Columbia Billiard Co., 558 Columbia Rd., has trouble with a capital T and is currently shut as its new owner awaits word from the Boston Licensing Board both on a series of violations found in a February inspection and its requests for the licenses it should have had before that inspection.
The board decides Thursday what action to take about the beer from a bottle and prepared food two BPD detectives found on their inspection - both being offered for sale even though the place is only licensed to offer that game with the fifteen numbered balls, not Bevo and food.
At a hearing Tuesday, BPD Sgt. Det. Robert Mulvey said he and his partner, Det. Daniel MacDonald, responded on Feb. 25 to a complaint to the licensing board about some possible mass-teria going on inside the billiards parlor, accessed through the same entrance as Cafe Bida 123.
Mulvey said they were met by manager Thien Nguyen, with a lit cigarette in his mouth - something no amount of Sen-Sen could erase, and illegal because smoking is banned in commercial establishments in Boston.
The two detectives then spotted lots and lots of trouble; in all, one, two, three, four, five, six violations of various city regulations.
In addition to the smoking, the billards parlor now had a bar, with a "large commercial refrigerator" packed with Heineken - on offer for $2 a bottle, even though it has no beer license, Mulvey said. Further inspection revealed nine entire cases of the beer in a rear stairwell, he said, adding the place was also outfitted with "an unlicensed kitchen," in which food could be prepared.
Mulvey continued the parlor was also equipped with widescreen TVs and microphones for rag-time, shameless music, and other live entertainment - two more things for which it had no license.
At Tuesday's hearing, the terrible, terrible trouble continued when board Chairwoman Christine Pulgini asked why, if Nguyen is the manager, the place's license request from a year ago listed - and was signed by - Nicholas Verenis.
Verenis, who owns the building, attended the hearing and said he had rented the space to Nguyen a couple years ago. He could not explain why he'd signed the license renewal request last year, but said the beer and the food and widescreen TVs were all news to him and that he'd told Nguyen to knock it off.

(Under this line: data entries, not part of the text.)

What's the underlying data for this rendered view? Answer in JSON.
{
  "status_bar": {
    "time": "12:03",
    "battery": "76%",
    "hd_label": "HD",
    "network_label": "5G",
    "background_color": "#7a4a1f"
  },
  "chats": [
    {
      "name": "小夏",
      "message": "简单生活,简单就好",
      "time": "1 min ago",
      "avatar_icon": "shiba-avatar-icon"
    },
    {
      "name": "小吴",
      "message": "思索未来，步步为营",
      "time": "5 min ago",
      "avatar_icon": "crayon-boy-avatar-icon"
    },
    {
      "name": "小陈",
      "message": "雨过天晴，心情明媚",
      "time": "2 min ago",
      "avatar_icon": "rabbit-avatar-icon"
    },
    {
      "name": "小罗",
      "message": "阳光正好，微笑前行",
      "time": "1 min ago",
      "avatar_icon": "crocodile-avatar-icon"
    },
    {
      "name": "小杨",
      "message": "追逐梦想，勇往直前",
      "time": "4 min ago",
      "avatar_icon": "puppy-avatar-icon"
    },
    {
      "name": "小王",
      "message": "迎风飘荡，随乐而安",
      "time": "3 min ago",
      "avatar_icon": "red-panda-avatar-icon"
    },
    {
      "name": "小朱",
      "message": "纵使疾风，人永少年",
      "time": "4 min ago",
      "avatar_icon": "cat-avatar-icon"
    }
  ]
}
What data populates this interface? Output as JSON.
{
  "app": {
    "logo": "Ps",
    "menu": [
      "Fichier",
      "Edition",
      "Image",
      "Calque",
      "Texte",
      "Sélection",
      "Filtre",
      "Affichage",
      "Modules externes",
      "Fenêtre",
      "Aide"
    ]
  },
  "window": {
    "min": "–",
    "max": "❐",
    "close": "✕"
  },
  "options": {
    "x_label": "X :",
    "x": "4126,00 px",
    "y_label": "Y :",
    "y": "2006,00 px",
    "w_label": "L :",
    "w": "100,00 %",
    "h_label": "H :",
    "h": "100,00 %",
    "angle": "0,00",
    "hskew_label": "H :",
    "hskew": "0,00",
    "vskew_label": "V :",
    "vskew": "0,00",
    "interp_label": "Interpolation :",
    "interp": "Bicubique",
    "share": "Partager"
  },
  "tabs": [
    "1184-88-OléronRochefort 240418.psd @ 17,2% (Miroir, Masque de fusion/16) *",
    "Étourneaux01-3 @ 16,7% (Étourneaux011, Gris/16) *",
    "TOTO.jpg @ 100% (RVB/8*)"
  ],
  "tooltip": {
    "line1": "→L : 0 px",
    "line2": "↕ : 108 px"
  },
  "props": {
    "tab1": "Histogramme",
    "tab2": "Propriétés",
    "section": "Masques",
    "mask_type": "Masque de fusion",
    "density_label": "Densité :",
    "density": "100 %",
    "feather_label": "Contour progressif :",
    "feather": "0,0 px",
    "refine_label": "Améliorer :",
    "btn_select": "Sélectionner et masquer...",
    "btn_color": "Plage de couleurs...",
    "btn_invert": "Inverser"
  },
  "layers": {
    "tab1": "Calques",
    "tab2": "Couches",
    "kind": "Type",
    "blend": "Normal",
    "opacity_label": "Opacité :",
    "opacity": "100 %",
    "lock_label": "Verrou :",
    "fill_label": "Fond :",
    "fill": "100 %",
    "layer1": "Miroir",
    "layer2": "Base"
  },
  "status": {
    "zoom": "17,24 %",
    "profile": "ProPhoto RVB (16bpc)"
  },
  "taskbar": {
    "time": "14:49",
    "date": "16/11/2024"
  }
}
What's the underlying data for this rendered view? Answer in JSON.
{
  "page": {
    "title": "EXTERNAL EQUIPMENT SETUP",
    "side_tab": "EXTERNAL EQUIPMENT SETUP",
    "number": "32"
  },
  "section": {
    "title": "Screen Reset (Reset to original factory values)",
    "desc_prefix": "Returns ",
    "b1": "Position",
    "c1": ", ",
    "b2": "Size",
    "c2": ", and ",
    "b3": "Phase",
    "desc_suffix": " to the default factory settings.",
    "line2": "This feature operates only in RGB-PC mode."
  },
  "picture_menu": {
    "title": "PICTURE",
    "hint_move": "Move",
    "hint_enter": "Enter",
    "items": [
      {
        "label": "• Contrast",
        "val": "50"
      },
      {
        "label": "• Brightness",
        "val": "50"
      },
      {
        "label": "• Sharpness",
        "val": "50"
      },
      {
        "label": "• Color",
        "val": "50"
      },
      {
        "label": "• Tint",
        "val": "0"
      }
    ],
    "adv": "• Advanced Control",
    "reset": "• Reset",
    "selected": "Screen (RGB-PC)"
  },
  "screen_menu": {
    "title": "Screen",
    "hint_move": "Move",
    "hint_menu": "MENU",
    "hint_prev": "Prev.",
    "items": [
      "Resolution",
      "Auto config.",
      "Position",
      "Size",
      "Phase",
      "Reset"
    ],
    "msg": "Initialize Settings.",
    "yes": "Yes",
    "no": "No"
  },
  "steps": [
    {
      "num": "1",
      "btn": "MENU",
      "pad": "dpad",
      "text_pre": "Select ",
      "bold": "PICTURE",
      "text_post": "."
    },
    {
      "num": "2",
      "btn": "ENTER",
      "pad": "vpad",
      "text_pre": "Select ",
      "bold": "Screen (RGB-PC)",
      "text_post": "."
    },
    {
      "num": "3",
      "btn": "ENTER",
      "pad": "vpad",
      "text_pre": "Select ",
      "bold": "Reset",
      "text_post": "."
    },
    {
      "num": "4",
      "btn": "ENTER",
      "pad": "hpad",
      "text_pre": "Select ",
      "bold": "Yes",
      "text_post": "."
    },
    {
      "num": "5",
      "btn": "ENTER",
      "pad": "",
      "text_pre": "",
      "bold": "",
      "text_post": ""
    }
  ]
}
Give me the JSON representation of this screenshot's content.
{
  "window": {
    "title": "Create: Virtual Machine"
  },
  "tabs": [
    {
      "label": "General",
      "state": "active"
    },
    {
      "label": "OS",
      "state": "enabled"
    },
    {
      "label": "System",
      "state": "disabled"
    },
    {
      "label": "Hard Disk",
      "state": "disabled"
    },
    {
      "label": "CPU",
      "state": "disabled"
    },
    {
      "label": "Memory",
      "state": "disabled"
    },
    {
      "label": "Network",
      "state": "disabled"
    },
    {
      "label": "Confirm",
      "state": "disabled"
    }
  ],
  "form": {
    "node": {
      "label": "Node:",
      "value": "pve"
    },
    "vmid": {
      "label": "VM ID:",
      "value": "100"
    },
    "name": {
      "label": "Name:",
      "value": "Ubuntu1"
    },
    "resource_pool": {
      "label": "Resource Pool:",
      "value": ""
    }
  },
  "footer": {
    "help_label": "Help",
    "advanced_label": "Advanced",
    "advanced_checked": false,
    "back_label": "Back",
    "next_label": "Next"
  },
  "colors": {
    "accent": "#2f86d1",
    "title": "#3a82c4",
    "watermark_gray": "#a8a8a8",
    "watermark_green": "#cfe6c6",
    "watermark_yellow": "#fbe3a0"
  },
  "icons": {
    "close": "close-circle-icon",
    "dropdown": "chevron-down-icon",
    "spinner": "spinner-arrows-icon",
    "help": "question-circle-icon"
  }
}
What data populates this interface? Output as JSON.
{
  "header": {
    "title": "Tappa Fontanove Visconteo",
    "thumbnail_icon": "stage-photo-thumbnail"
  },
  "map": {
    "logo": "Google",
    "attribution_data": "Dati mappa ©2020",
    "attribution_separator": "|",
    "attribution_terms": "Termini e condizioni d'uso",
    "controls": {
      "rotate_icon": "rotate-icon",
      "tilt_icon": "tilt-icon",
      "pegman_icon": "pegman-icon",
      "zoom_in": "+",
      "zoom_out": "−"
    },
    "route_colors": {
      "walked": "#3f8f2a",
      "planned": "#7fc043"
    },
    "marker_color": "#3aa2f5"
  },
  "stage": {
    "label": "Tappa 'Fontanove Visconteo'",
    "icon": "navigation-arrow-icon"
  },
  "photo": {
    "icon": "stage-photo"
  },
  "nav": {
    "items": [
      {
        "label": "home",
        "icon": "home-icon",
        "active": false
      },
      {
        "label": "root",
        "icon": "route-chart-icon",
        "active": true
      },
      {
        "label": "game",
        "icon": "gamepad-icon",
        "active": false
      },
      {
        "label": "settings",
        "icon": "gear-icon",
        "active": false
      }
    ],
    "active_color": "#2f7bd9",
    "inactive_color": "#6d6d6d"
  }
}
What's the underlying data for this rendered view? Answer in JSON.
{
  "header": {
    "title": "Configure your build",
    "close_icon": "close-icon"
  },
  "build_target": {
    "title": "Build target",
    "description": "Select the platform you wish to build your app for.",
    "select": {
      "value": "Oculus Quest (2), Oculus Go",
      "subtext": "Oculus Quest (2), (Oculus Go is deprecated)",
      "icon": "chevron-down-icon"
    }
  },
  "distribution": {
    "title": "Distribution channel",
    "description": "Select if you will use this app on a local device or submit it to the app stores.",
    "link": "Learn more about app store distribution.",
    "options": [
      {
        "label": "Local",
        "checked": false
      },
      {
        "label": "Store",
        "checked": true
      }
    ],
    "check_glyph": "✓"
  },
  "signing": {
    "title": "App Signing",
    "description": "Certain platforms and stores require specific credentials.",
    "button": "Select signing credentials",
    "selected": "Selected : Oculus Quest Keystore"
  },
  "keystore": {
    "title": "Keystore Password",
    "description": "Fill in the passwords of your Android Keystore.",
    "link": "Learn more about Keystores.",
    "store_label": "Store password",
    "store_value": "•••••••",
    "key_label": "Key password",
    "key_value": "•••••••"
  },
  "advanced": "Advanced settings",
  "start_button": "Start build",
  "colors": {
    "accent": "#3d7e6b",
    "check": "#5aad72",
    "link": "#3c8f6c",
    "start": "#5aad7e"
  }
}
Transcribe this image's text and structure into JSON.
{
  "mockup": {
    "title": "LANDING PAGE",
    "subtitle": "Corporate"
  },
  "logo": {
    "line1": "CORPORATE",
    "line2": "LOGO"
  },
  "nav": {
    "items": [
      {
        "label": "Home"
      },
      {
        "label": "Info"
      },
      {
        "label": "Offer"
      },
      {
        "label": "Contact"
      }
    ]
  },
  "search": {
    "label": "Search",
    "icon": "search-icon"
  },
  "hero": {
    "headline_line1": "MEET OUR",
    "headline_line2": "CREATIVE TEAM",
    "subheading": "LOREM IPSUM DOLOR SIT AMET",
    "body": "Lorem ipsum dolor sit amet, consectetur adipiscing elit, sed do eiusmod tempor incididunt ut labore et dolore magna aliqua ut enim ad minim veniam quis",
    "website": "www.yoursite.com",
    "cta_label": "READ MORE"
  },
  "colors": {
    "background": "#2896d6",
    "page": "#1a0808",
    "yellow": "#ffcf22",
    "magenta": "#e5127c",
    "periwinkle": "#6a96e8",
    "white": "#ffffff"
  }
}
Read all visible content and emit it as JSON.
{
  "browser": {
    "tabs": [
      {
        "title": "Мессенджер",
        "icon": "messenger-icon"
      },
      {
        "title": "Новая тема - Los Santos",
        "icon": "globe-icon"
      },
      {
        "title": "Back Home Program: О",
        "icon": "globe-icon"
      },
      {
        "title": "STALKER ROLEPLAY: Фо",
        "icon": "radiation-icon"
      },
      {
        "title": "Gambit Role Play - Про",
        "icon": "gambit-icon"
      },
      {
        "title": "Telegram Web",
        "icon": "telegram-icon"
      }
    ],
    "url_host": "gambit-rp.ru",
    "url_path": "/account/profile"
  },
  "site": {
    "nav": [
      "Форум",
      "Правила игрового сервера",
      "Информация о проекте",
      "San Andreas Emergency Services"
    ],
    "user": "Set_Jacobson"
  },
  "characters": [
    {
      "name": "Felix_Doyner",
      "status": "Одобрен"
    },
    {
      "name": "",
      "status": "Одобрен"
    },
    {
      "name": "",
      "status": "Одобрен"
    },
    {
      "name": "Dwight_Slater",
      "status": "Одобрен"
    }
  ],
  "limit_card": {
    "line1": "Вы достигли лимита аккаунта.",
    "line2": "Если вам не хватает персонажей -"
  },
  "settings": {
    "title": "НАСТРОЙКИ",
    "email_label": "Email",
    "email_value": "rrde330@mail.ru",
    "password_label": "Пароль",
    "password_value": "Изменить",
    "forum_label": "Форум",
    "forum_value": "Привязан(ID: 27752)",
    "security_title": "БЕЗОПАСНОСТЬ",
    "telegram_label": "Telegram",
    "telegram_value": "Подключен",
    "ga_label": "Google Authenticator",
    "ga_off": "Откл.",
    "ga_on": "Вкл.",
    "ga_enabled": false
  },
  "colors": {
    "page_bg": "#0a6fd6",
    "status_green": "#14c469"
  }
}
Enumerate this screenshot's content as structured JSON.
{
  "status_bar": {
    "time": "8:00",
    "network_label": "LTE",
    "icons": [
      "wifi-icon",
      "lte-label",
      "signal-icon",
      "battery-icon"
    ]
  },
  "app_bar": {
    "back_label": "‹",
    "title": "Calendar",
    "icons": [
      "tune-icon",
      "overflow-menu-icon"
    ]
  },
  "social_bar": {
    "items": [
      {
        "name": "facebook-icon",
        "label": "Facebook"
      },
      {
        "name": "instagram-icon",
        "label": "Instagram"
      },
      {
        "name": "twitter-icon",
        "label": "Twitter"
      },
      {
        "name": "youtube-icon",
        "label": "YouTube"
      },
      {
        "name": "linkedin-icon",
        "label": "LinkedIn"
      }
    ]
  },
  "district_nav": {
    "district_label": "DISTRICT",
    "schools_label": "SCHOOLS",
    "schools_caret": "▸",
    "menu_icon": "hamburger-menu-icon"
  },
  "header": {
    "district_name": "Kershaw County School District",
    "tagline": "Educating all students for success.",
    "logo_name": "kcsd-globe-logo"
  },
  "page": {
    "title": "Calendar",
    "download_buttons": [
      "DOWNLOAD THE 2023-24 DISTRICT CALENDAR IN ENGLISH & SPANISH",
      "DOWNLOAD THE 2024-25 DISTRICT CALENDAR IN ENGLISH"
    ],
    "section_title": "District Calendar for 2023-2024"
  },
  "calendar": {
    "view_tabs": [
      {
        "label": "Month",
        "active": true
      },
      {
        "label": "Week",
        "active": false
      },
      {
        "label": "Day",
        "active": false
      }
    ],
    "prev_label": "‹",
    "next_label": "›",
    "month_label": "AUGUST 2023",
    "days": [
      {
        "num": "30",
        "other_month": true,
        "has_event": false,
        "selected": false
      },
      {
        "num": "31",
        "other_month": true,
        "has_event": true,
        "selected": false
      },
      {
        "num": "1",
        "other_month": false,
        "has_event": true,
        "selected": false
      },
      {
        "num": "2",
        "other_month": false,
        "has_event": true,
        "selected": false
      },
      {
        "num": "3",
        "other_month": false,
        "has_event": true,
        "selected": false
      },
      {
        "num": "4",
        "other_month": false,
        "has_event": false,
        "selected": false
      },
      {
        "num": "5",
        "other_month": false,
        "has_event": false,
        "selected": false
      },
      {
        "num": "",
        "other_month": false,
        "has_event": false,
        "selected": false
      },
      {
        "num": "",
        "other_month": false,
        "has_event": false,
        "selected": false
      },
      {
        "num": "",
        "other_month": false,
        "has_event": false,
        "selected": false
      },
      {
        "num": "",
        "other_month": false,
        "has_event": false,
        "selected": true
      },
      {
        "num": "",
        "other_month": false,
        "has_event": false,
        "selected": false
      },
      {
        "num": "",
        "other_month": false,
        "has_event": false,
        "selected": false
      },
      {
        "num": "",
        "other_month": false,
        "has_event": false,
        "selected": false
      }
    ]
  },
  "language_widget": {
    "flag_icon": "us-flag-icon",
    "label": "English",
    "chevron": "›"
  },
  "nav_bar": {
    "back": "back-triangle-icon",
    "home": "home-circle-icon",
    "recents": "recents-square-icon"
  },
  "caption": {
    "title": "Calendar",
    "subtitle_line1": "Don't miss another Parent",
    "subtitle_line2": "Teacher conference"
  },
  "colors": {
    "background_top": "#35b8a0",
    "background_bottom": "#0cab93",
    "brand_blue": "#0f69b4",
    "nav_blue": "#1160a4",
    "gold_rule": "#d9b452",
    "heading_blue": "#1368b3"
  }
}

Nguyen received similar advice from his own attorney, Michael Ford, who said he told him to just shut the place down until he could get all the licensing issues straightened out. Ford, who acknowledged the situation was not swell, begged the board for mercy and denied his client was saying "so's your old man" to the detectives when he re-opened last week with just billiards on offer even though the detectives had told him to close altogether last month.
"I have explained to him up and down you cannot do that," Ford told the board.